Everything needs to be taken with a grain of salt. There is no universal truth in any form of art. We each need to decide what works for us. In essence, we need to make our own rules. Then, if we want, we can decide to break them. We need to be courageous and and maybe a little crazy and have some fun.

eecummingsHave you ever seen a poem by e.e. cummings with perfect punctuation and grammar? But it worked for him, right? He’s still remembered for it today. And, as a very cool side note, which I just discovered while writing this, he died at the hospital in the town I currently live in. I never would have known if I hadn’t decided to shirk convention and create my own rules, which led to me googling the first name that popped to mind as an example of a successful professional who did the same, which I choose to interpret as kismet. I must me on the right write track!

Thursday’s Thoughts on Writing ~ Classes, Conferences and Critiques, Oh My!

Image result for writing classMost of us have done it. We’re encouraged to do it. But when weighing the benefits against the costs (time as well as money), I can’t help but wonder – is it worth it?

I’ve taken more than my fair share of creative writing courses. There was a time when I would pour over the catalogue of whatever community college I lived near at the time, fingers crossed that there’d be some writing classes that I could audit. Then, the classes somehow devolved into a hot mess of Image result for angry writersomething stinky that I felt the need to distance myself from, the seats no longer filled with aspiring writers, but students looking for an easy A and a place to show off, each piece they submitted an attempt to one-up the other students by being sillier, grosser, more absurd.

I briefly researched MFAs in Creative Writing, then settled on taking classes at UC Berkeley’s Writing Extension. Yet, at semester’s end, I really didn’t feel like I was gaining much for the time I spent doing what felt a lot like busy work.

Image result for writer critique memeI started a writer’s group. Except for a couple of egos, I found this to be much more beneficial than anything I had previously tried. Sitting around a table, discussing each other’s work, getting an actual critique and helpful suggestions, I feel like my writing gained depth and insight. Then I moved.
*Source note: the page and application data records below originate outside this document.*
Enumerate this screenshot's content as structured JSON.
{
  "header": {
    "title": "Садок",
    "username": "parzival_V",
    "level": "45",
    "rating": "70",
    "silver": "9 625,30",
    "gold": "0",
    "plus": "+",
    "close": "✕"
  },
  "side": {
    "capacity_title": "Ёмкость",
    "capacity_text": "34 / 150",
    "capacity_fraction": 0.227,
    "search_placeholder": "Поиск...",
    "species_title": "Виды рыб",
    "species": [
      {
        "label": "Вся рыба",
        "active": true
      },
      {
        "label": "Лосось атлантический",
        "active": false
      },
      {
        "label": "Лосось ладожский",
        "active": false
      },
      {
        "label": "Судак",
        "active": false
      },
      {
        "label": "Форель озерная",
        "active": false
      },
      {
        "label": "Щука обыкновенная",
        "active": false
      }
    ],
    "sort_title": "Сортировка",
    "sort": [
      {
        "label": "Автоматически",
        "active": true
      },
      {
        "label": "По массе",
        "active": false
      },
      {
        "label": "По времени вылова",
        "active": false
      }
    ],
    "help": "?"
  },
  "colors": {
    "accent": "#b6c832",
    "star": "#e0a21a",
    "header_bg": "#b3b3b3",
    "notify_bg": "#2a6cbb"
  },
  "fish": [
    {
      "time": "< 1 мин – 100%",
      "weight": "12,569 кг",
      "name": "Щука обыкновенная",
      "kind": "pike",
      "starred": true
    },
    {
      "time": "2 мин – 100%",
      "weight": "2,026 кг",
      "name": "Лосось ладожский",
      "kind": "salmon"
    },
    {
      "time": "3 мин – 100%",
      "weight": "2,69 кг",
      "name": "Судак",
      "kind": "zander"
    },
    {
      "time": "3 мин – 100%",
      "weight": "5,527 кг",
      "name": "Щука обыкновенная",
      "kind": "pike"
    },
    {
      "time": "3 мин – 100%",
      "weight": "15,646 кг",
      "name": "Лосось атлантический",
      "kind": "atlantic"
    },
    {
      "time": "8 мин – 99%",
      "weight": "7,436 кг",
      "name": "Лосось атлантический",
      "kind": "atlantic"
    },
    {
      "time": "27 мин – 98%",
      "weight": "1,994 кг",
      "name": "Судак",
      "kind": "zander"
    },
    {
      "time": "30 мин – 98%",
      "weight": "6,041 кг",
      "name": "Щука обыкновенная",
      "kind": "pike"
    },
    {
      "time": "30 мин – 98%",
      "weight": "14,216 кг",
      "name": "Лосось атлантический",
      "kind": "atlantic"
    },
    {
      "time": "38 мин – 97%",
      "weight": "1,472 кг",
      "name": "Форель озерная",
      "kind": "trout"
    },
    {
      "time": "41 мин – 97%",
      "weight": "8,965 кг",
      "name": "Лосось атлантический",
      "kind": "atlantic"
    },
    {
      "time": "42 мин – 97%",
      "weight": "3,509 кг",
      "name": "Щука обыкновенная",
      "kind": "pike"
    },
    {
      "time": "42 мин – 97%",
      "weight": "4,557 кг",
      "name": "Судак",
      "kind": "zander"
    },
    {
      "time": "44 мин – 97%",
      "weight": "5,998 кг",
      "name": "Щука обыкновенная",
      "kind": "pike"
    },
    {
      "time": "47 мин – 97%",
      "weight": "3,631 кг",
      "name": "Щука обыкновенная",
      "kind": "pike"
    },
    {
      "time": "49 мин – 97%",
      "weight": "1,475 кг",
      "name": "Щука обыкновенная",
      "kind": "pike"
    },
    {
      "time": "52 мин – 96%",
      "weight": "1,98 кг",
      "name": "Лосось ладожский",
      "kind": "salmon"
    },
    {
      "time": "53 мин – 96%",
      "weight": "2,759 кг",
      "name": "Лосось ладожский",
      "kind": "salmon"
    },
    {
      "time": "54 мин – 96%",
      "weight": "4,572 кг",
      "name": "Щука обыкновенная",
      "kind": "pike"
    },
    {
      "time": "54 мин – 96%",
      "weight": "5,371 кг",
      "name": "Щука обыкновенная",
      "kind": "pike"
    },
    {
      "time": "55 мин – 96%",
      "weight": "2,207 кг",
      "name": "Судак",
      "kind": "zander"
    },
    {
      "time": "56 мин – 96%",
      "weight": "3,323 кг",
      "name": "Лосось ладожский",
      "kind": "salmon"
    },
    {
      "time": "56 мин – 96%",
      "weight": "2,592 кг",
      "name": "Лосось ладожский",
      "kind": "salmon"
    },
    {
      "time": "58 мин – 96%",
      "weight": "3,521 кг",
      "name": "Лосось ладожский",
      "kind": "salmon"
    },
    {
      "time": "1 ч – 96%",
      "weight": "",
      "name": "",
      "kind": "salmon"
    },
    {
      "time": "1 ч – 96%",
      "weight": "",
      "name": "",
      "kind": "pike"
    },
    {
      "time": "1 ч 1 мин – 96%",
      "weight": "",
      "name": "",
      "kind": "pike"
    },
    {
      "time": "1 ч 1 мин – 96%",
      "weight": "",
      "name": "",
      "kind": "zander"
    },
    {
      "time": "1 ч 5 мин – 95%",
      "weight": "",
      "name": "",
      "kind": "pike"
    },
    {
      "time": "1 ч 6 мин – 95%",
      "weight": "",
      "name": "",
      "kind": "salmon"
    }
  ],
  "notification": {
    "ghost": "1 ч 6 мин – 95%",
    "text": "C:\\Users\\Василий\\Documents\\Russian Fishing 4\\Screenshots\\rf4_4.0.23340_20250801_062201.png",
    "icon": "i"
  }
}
I considered starting another writing group, but the first took so much time and effort to get off the ground, that I held off. I concentrated on finding beta readers for my novel, instead. That resulted in some ego building, but other than a discussion over the proper way to type an em dash, very little constructive criticism.

Image result for proud mama klump hercules clapWhich brings me to where I am now. My mom, who I consider to be a very talented writer, reads my work before I submit it, but she’s my mom – she has only positive things to say. I fear my skin is growing thin. I need someone who isn’t afraid to use their paring knife on my work. Yet, at the same time, I’d rather avoid the critics who hate everything other than spreading misery.

Image result for floggingI’ve been looking at the half dozen writing conference and critique emails that I receive every day. “Get your query critiqued by an agent.” “Learn what agents look for.” “Get an impartial critique of your work (for a price).”

My question is, does any of this work? Surely a well-known platform such as Writer’s Digest provides reputable services. But is it what I’m looking for? What am I looking for? I only know half the time, and even then, I’m not quite sure.

So, I pose the question to you, my fellow writers. Who has tried what, and how did you feel about the experience? What did you find beneficial, and what made you want to give someone a fatal papercut with your manuscript? Has anyone paid for critique services? Attended conferences? Tried to use your paper copy as a ninja star?